Ross, yes, the trialogue is where discernment should be exercised the most. Though we do allow people to speak and share in worship, there is potential for "heresy" to be spoken in worship, so there must be some discernment there too.

I really appreciate what everyone has said about ordination, I think I was just having a doubtful day yesterday! Your thoughts are very good and I appreciate them! I really like the Migliori distinction between a missiological distintion and an not an ontological. And Ross, your are exactly right about the need for leadership. While I wrote about communal hearing and proclaiming of the Word, I did not mean to say there is no leadership.

Anonymous said...

Yes, the trouble with communicating in text only is that there is no vocal inflection or body language to go along with the words, not to mention the fact that there can be no immediate response.
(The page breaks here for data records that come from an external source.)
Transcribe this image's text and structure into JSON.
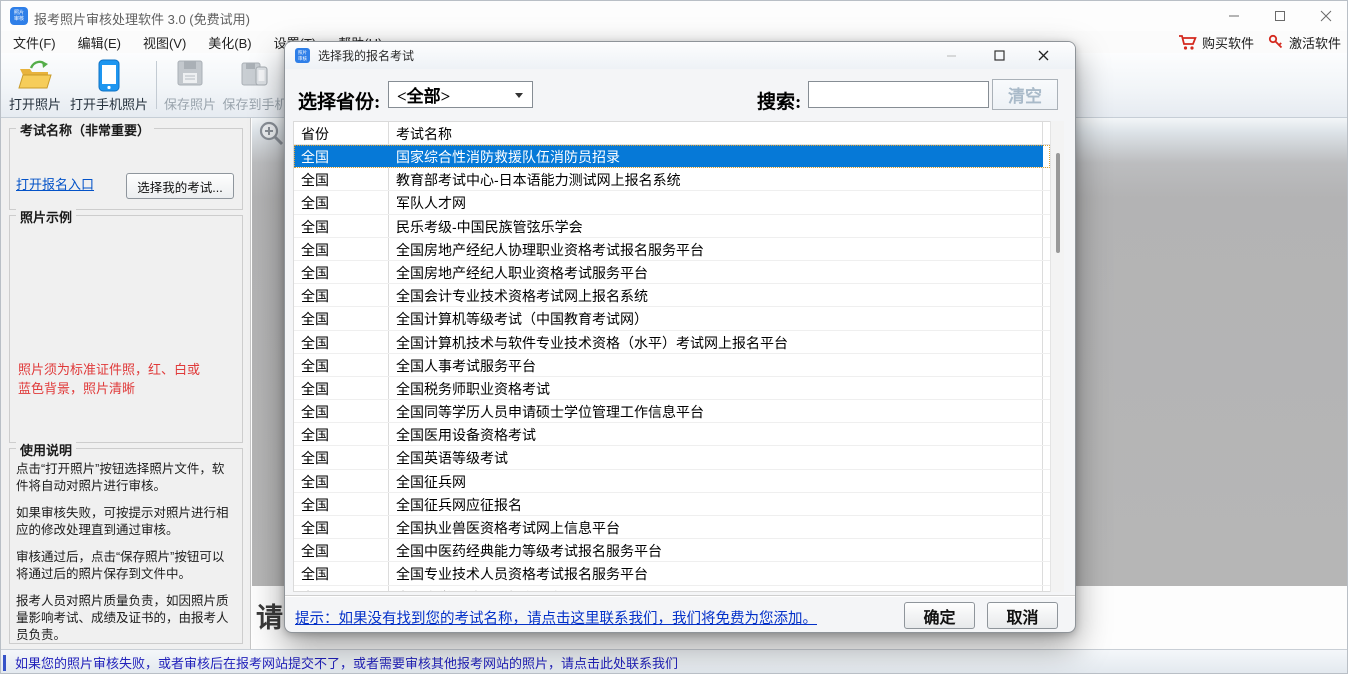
{
  "colors": {
    "selection_blue": "#0679d7",
    "link_blue": "#0453c8",
    "red_text": "#e03a3a",
    "status_blue": "#2222bb",
    "icon_red": "#d4291e"
  },
  "window": {
    "title": "报考照片审核处理软件 3.0 (免费试用)",
    "app_icon_text": "照片 审核"
  },
  "menu_bar": {
    "items": [
      "文件(F)",
      "编辑(E)",
      "视图(V)",
      "美化(B)",
      "设置(T)",
      "帮助(H)"
    ],
    "buy_label": "购买软件",
    "activate_label": "激活软件"
  },
  "toolbar": {
    "buttons": [
      {
        "label": "打开照片",
        "enabled": true
      },
      {
        "label": "打开手机照片",
        "enabled": true
      },
      {
        "label": "保存照片",
        "enabled": false
      },
      {
        "label": "保存到手机",
        "enabled": false
      }
    ]
  },
  "left_panel": {
    "exam_group_title": "考试名称（非常重要）",
    "open_entry_link": "打开报名入口",
    "choose_exam_button": "选择我的考试...",
    "photo_example_title": "照片示例",
    "photo_note_lines": [
      "照片须为标准证件照，红、白或",
      "蓝色背景，照片清晰"
    ],
    "usage_title": "使用说明",
    "usage_paragraphs": [
      "点击“打开照片”按钮选择照片文件，软件将自动对照片进行审核。",
      "如果审核失败，可按提示对照片进行相应的修改处理直到通过审核。",
      "审核通过后，点击“保存照片”按钮可以将通过后的照片保存到文件中。",
      "报考人员对照片质量负责，如因照片质量影响考试、成绩及证书的，由报考人员负责。"
    ]
  },
  "canvas": {
    "hint_partial": "请"
  },
  "status_bar": {
    "text": "如果您的照片审核失败，或者审核后在报考网站提交不了，或者需要审核其他报考网站的照片，请点击此处联系我们"
  },
  "dialog": {
    "title": "选择我的报名考试",
    "province_label": "选择省份:",
    "province_value": "<全部>",
    "search_label": "搜索:",
    "search_value": "",
    "clear_button": "清空",
    "table": {
      "headers": [
        "省份",
        "考试名称"
      ],
      "rows": [
        {
          "province": "全国",
          "name": "国家综合性消防救援队伍消防员招录",
          "selected": true
        },
        {
          "province": "全国",
          "name": "教育部考试中心-日本语能力测试网上报名系统"
        },
        {
          "province": "全国",
          "name": "军队人才网"
        },
        {
          "province": "全国",
          "name": "民乐考级-中国民族管弦乐学会"
        },
        {
          "province": "全国",
          "name": "全国房地产经纪人协理职业资格考试报名服务平台"
        },
        {
          "province": "全国",
          "name": "全国房地产经纪人职业资格考试服务平台"
        },
        {
          "province": "全国",
          "name": "全国会计专业技术资格考试网上报名系统"
        },
        {
          "province": "全国",
          "name": "全国计算机等级考试（中国教育考试网）"
        },
        {
          "province": "全国",
          "name": "全国计算机技术与软件专业技术资格（水平）考试网上报名平台"
        },
        {
          "province": "全国",
          "name": "全国人事考试服务平台"
        },
        {
          "province": "全国",
          "name": "全国税务师职业资格考试"
        },
        {
          "province": "全国",
          "name": "全国同等学历人员申请硕士学位管理工作信息平台"
        },
        {
          "province": "全国",
          "name": "全国医用设备资格考试"
        },
        {
          "province": "全国",
          "name": "全国英语等级考试"
        },
        {
          "province": "全国",
          "name": "全国征兵网"
        },
        {
          "province": "全国",
          "name": "全国征兵网应征报名"
        },
        {
          "province": "全国",
          "name": "全国执业兽医资格考试网上信息平台"
        },
        {
          "province": "全国",
          "name": "全国中医药经典能力等级考试报名服务平台"
        },
        {
          "province": "全国",
          "name": "全国专业技术人员资格考试报名服务平台"
        },
        {
          "province": "全国",
          "name": "全国自学考试网上报名平台",
          "partial": true
        }
      ]
    },
    "tip_link": "提示：如果没有找到您的考试名称，请点击这里联系我们，我们将免费为您添加。",
    "ok_button": "确定",
    "cancel_button": "取消"
  }
}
The danger of misunderstanding one another is very high. I didn't think that you were saying that there is no need for leadership. I guess I was just laying out my own thoughts and beliefs. I have a tendency to process in writing at times. I should have thought more about that before posting the comments. I apologize if you found them offensive.
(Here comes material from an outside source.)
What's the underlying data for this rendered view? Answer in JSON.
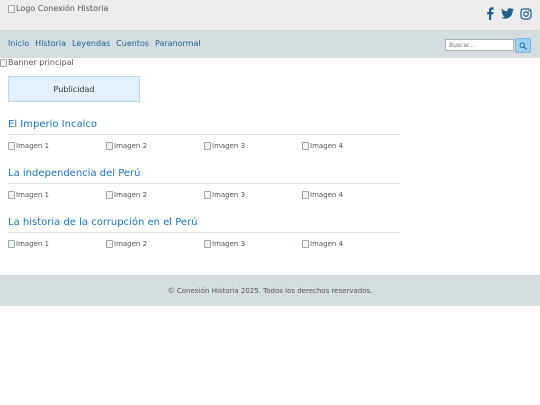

Also, to clarify my thoughts about discernment, I was not saying that it is a gift that should be used without the other gifts of the body. I guess that when you said communal discernment, I thought you meant that everyone had that gift. Again, sorry. Perhaps I'm just way out of my league here.

- Ross

marlaena said...

i think there are some in the body who possess a spiritual gift of discernment. but i also think that all of us as Christ followers are to be discerning. there's a difference.

Ruth Barton has an excellent article on leadership discernment and she simply defines discernment as "discernment: the capacity to recognize and respond to God’s will both personally and in community." (here is the full article link -

marlaena said...

here's the larger question for me about ordination - what's the process? and is it a good process?

bj woodworth said...

to bring things back around to Karl Barth... he believed that the Word was always to be discerned, discussed and interpreted within the context of community. the communion of saints is the corrective.

I have never considered ordination from a missiological perspective. Migliore's quite is life-altering and life-affirming for me. Thanks Marlena! the problem with the current system is that ordination is not preparing missiologically trained people rather it is training acedemics. Secondly the model of ordination preparation (yes seminary) is to cumbersome for the postmodern setting. It does not make missioolgiocal sense to remove a person from his/her context for 3+ years. this model does not encourage mission!

bj woodworth said...
This comment has been removed by a blog administrator.